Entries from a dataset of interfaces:
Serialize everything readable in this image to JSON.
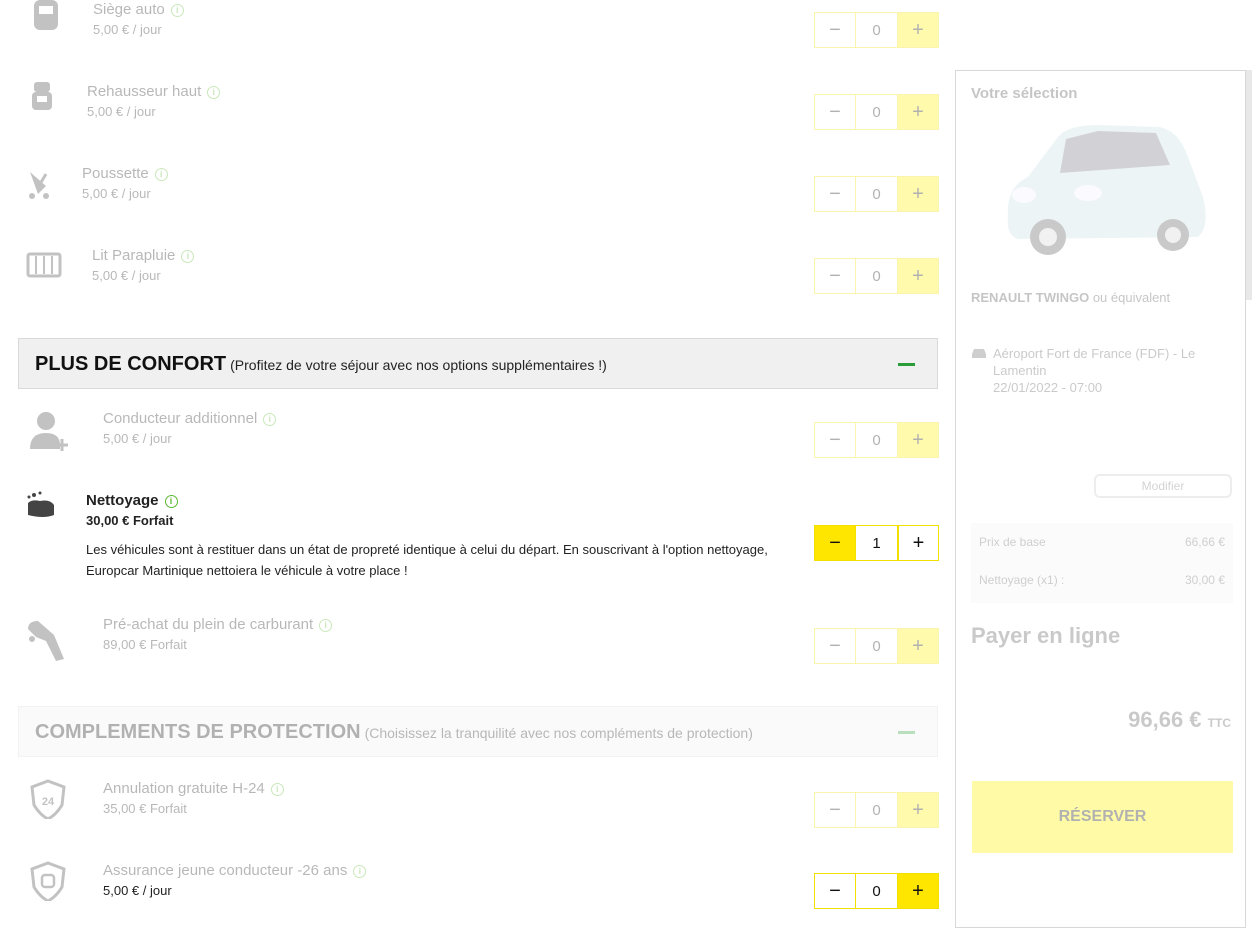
{
  "options_top": [
    {
      "name": "Siège auto",
      "price": "5,00 € / jour",
      "qty": "0",
      "icon": "car-seat-icon"
    },
    {
      "name": "Rehausseur haut",
      "price": "5,00 € / jour",
      "qty": "0",
      "icon": "booster-seat-icon"
    },
    {
      "name": "Poussette",
      "price": "5,00 € / jour",
      "qty": "0",
      "icon": "stroller-icon"
    },
    {
      "name": "Lit Parapluie",
      "price": "5,00 € / jour",
      "qty": "0",
      "icon": "travel-cot-icon"
    }
  ],
  "section_comfort": {
    "title": "PLUS DE CONFORT",
    "subtitle": "(Profitez de votre séjour avec nos options supplémentaires !)"
  },
  "options_comfort": [
    {
      "name": "Conducteur additionnel",
      "price": "5,00 € / jour",
      "qty": "0",
      "icon": "additional-driver-icon"
    },
    {
      "name": "Nettoyage",
      "price": "30,00 € Forfait",
      "qty": "1",
      "icon": "cleaning-icon",
      "description": "Les véhicules sont à restituer dans un état de propreté identique à celui du départ. En souscrivant à l'option nettoyage, Europcar Martinique nettoiera le véhicule à votre place !"
    },
    {
      "name": "Pré-achat du plein de carburant",
      "price": "89,00 € Forfait",
      "qty": "0",
      "icon": "fuel-pump-icon"
    }
  ],
  "section_protection": {
    "title": "COMPLEMENTS DE PROTECTION",
    "subtitle": "(Choisissez la tranquilité avec nos compléments de protection)"
  },
  "options_protection": [
    {
      "name": "Annulation gratuite H-24",
      "price": "35,00 € Forfait",
      "qty": "0",
      "icon": "shield-24h-icon"
    },
    {
      "name": "Assurance jeune conducteur -26 ans",
      "price": "5,00 € / jour",
      "qty": "0",
      "icon": "shield-driver-icon"
    }
  ],
  "sidebar": {
    "title": "Votre sélection",
    "car_model": "RENAULT TWINGO",
    "car_suffix": "ou équivalent",
    "pickup": {
      "place": "Aéroport Fort de France (FDF) - Le Lamentin",
      "datetime": "22/01/2022 - 07:00"
    },
    "modify_label": "Modifier",
    "price_lines": [
      {
        "label": "Prix de base",
        "value": "66,66 €"
      },
      {
        "label": "Nettoyage (x1) :",
        "value": "30,00 €"
      }
    ],
    "pay_title": "Payer en ligne",
    "total": "96,66 €",
    "total_suffix": "TTC",
    "reserve_label": "RÉSERVER"
  }
}
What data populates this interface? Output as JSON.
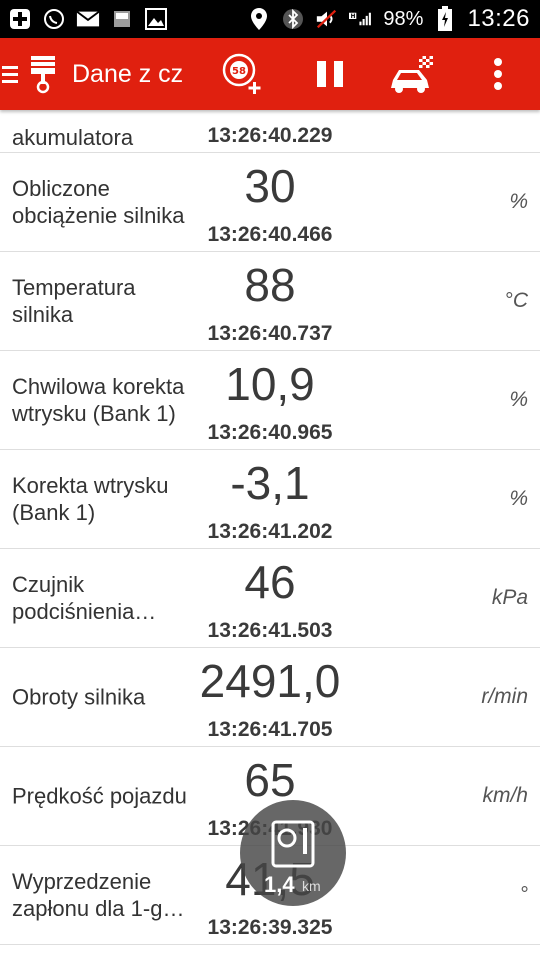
{
  "status_bar": {
    "icons": [
      "add-icon",
      "whatsapp-icon",
      "mail-icon",
      "sim-3g-icon",
      "image-icon",
      "location-icon",
      "bluetooth-icon",
      "mute-icon",
      "signal-h-icon",
      "battery-icon"
    ],
    "battery": "98%",
    "time": "13:26"
  },
  "toolbar": {
    "title": "Dane z cz",
    "speed_badge": "58"
  },
  "rows": [
    {
      "label": "akumulatora",
      "value": "",
      "time": "13:26:40.229",
      "unit": ""
    },
    {
      "label": "Obliczone obciążenie silnika",
      "value": "30",
      "time": "13:26:40.466",
      "unit": "%"
    },
    {
      "label": "Temperatura silnika",
      "value": "88",
      "time": "13:26:40.737",
      "unit": "°C"
    },
    {
      "label": "Chwilowa korekta wtrysku (Bank 1)",
      "value": "10,9",
      "time": "13:26:40.965",
      "unit": "%"
    },
    {
      "label": "Korekta wtrysku (Bank 1)",
      "value": "-3,1",
      "time": "13:26:41.202",
      "unit": "%"
    },
    {
      "label": "Czujnik podciśnienia…",
      "value": "46",
      "time": "13:26:41.503",
      "unit": "kPa"
    },
    {
      "label": "Obroty silnika",
      "value": "2491,0",
      "time": "13:26:41.705",
      "unit": "r/min"
    },
    {
      "label": "Prędkość pojazdu",
      "value": "65",
      "time": "13:26:41.930",
      "unit": "km/h"
    },
    {
      "label": "Wyprzedzenie zapłonu dla 1-g…",
      "value": "41,5",
      "time": "13:26:39.325",
      "unit": "°"
    }
  ],
  "bubble": {
    "value": "1,4",
    "unit": "km"
  }
}
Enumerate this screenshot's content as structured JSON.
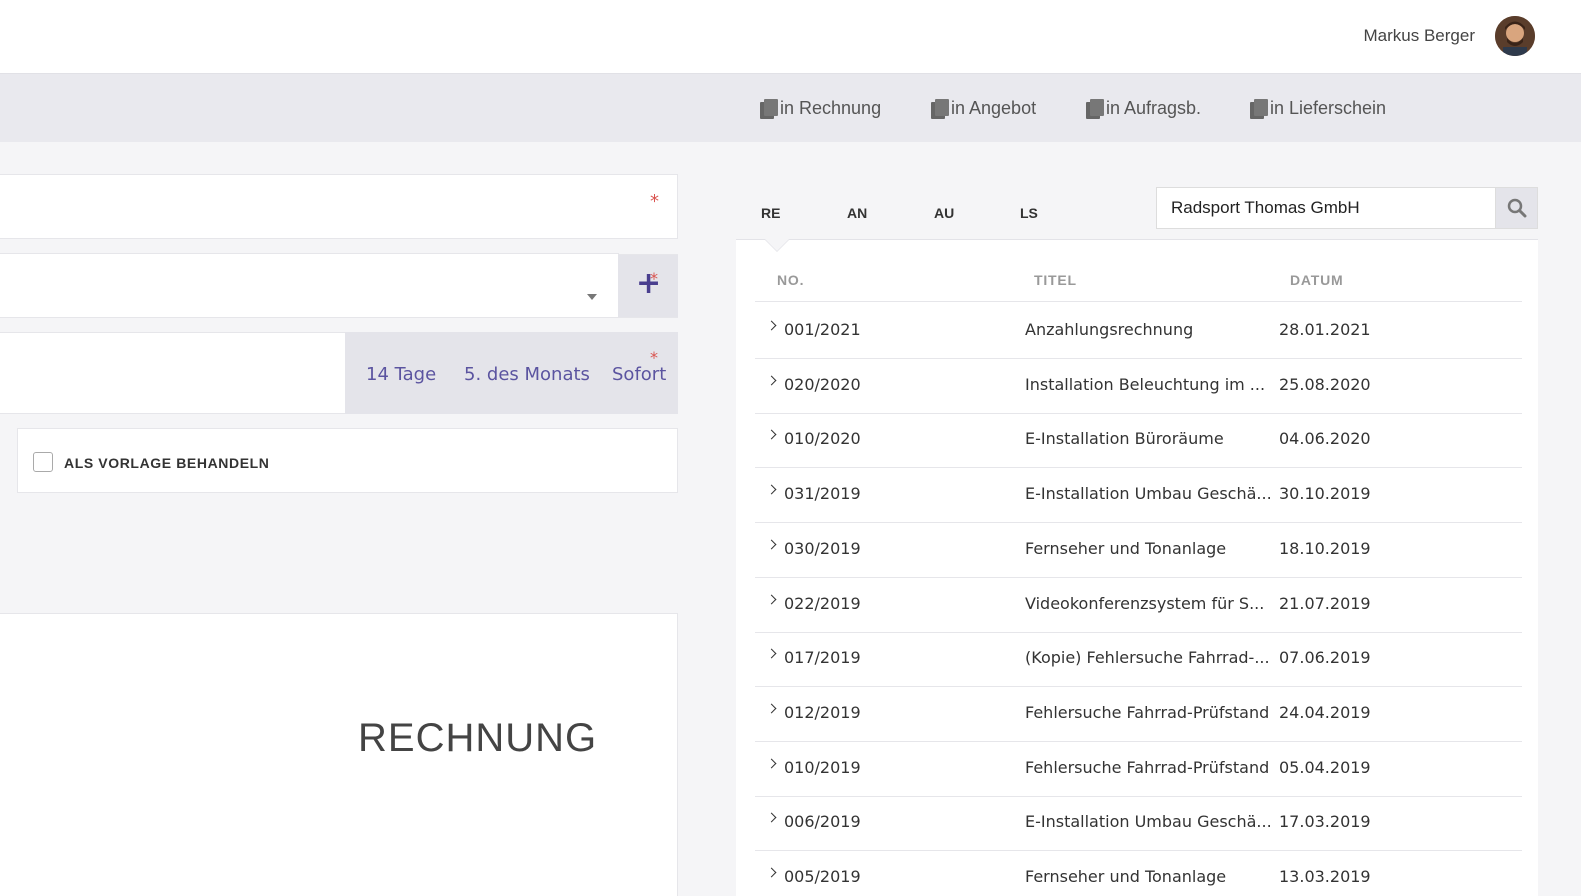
{
  "header": {
    "user_name": "Markus Berger"
  },
  "toolbar": {
    "buttons": [
      {
        "label": "in Rechnung"
      },
      {
        "label": "in Angebot"
      },
      {
        "label": "in Aufragsb."
      },
      {
        "label": "in Lieferschein"
      }
    ]
  },
  "form": {
    "required_mark": "*",
    "plus_label": "+",
    "payment_terms": [
      "14 Tage",
      "5. des Monats",
      "Sofort"
    ],
    "template_checkbox_label": "ALS VORLAGE BEHANDELN",
    "document_title": "RECHNUNG"
  },
  "documents": {
    "tabs": [
      "RE",
      "AN",
      "AU",
      "LS"
    ],
    "active_tab": "RE",
    "search_value": "Radsport Thomas GmbH",
    "columns": [
      "NO.",
      "TITEL",
      "DATUM"
    ],
    "rows": [
      {
        "no": "001/2021",
        "title": "Anzahlungsrechnung",
        "date": "28.01.2021"
      },
      {
        "no": "020/2020",
        "title": "Installation Beleuchtung im ...",
        "date": "25.08.2020"
      },
      {
        "no": "010/2020",
        "title": "E-Installation Büroräume",
        "date": "04.06.2020"
      },
      {
        "no": "031/2019",
        "title": "E-Installation Umbau Geschä...",
        "date": "30.10.2019"
      },
      {
        "no": "030/2019",
        "title": "Fernseher und Tonanlage",
        "date": "18.10.2019"
      },
      {
        "no": "022/2019",
        "title": "Videokonferenzsystem für S...",
        "date": "21.07.2019"
      },
      {
        "no": "017/2019",
        "title": "(Kopie) Fehlersuche Fahrrad-...",
        "date": "07.06.2019"
      },
      {
        "no": "012/2019",
        "title": "Fehlersuche Fahrrad-Prüfstand",
        "date": "24.04.2019"
      },
      {
        "no": "010/2019",
        "title": "Fehlersuche Fahrrad-Prüfstand",
        "date": "05.04.2019"
      },
      {
        "no": "006/2019",
        "title": "E-Installation Umbau Geschä...",
        "date": "17.03.2019"
      },
      {
        "no": "005/2019",
        "title": "Fernseher und Tonanlage",
        "date": "13.03.2019"
      }
    ]
  },
  "colors": {
    "accent": "#5b54a0",
    "required": "#d9534f",
    "toolbar_bg": "#e9e9ee"
  },
  "icons": [
    "copy-icon",
    "search-icon",
    "chevron-right-icon",
    "plus-icon",
    "dropdown-caret-icon"
  ]
}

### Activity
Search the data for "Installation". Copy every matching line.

### Answer below
        "title": "Installation Beleuchtung im ...",
        "title": "E-Installation Büroräume",
        "title": "E-Installation Umbau Geschä...",
        "title": "E-Installation Umbau Geschä...",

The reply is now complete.